Things recently have been looking up for Heinecke. He independently released bit Dungeon, a browser-based action role-playing game, on Sept. 14. He did much of the work alone even though he has little programming experience.
On Dec. 14, he brought bit Dungeon to the iPad. It’s since been updated to work, too, on iPhones and iPods. An Android version was released on March 19. The game has generated enough money for Heinecke that he’s working on a sequel as well as an unannounced project.

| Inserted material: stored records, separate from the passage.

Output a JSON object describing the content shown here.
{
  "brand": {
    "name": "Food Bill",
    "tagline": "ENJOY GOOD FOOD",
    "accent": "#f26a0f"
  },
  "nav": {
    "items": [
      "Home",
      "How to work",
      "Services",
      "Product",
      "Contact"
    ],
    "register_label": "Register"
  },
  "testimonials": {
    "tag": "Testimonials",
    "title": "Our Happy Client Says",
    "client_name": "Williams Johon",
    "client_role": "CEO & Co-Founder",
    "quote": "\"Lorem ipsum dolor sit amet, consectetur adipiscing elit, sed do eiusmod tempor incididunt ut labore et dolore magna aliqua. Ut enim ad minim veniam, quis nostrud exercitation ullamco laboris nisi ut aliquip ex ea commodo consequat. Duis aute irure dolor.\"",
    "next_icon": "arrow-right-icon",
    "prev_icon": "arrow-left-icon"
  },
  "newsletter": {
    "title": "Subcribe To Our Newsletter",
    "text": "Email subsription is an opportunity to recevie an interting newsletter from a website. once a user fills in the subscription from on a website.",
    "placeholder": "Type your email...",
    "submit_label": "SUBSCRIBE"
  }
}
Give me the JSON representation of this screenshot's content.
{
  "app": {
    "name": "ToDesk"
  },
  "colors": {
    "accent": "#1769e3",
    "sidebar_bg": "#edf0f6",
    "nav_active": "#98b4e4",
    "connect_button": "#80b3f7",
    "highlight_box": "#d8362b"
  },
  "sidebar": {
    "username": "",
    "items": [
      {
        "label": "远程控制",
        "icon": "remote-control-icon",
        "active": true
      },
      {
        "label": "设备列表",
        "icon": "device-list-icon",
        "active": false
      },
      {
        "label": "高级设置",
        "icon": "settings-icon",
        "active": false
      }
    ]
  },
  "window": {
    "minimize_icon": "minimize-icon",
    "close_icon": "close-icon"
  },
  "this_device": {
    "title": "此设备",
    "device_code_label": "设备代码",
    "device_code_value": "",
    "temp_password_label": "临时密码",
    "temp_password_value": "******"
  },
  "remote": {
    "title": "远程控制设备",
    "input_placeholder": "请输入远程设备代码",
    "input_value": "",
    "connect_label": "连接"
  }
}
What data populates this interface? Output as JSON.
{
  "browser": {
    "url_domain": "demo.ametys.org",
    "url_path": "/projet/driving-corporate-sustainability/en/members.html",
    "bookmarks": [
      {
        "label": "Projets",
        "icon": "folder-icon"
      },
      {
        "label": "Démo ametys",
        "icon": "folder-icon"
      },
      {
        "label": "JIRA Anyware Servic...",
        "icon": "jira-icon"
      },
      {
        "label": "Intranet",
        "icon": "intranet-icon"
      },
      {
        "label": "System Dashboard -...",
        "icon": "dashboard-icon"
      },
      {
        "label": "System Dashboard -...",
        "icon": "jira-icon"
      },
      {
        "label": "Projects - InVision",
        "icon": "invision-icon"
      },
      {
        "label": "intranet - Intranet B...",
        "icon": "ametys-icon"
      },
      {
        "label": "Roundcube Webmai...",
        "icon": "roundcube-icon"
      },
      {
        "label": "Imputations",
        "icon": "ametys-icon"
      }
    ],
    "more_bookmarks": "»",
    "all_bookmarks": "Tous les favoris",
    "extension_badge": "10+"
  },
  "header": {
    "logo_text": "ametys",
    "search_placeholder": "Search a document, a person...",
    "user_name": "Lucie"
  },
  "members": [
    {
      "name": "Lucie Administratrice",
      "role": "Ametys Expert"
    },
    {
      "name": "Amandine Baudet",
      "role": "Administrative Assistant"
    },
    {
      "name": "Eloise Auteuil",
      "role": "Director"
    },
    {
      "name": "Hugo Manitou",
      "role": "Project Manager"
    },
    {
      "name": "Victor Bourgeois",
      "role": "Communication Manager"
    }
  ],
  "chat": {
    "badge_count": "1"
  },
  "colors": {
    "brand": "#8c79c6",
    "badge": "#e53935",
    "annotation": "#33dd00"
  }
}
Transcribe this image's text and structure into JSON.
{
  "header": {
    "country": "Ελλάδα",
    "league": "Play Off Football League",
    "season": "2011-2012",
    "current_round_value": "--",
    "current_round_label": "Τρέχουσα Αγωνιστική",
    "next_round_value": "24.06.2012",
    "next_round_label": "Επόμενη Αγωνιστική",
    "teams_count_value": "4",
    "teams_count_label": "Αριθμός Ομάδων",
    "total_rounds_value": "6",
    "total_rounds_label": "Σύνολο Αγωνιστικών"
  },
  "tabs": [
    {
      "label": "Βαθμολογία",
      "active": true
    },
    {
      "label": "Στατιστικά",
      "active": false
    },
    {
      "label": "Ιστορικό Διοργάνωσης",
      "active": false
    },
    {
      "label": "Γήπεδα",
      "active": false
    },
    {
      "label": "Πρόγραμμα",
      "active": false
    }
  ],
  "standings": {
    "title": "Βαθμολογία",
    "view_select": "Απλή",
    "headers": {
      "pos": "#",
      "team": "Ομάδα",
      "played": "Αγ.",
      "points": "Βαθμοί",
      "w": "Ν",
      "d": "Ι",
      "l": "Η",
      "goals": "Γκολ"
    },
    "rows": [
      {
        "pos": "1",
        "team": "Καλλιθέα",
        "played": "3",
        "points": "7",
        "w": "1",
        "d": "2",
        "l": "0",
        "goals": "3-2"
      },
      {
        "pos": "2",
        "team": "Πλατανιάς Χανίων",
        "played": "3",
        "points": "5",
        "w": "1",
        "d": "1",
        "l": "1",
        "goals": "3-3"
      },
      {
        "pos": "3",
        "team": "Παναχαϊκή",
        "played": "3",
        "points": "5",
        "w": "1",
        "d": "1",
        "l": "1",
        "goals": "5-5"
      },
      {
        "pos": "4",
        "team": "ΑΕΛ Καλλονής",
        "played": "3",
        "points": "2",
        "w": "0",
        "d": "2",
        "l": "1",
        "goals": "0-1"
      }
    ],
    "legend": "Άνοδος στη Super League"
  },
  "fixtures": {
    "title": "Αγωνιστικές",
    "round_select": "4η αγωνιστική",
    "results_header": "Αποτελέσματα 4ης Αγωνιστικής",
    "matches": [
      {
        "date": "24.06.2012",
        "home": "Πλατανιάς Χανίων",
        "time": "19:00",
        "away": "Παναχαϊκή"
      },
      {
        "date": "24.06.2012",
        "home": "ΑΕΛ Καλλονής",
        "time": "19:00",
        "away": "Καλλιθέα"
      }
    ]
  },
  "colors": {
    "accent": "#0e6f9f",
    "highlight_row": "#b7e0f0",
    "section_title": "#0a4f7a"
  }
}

The loss of Budcat put Rob Keiser in a tough situation. He became stressed knowing he couldn’t move to find work while his wife, Megan, was in graduate school at the University of Iowa. Realizing that Iowa didn’t have many opportunities in the game industry, he took a job at Verizon Wireless just to get off unemployment. By working together to get through the strenuous time, Keiser and Megan grew closer personally after the closure.
Keiser works now full time at Connect Five, a user experience and design studio in Iowa City. He also does freelance work for two game studios: the North Carolina-based Icarus Studios and the New Jersey-based nFusion Interactive.
But while people like Jason Andersen, Heinecke and Keiser are happy to still work in the game industry, putting the past behind them has been difficult.
Next, on April 4:
The fast-moving electronic gaming industry in 2013
March 14: Gone in a Flash: How the Iowa Company that Made Guitar Hero Crashed so Quickly
March 21: Dream jobs in the video game industry carry no guarantees
About this series
“Gone in a Flash” is a four-part series by IowaWatch staff reporter Benjamin Moore, a 2012 graduate of the University of Iowa School of Journalism and Mass Communication with a keen interest in electronic gaming. His narrative is based on interviews, telephone conversations, emails and research in fall 2012 and winter 2013 with Jason Andersen, Tom Heinecke, Rob Keiser, George C. Ford, Maryanne Lataif, Brian Provinciano, The Des Moines Register, The Gazette (Cedar Rapids, IA), The Iowa City Press-Citizen, Edge, Destructoid, Gamespy Westwood Studios’ profile, Louis Castle interview with Vegas Seven, IGN, GamesRadar, Computer and Video Games, PC Gamer, Microsoft earnings news release, Sony press release and Joystiq.A version of this IowaWatch series was in the Iowa City Press-Citizen.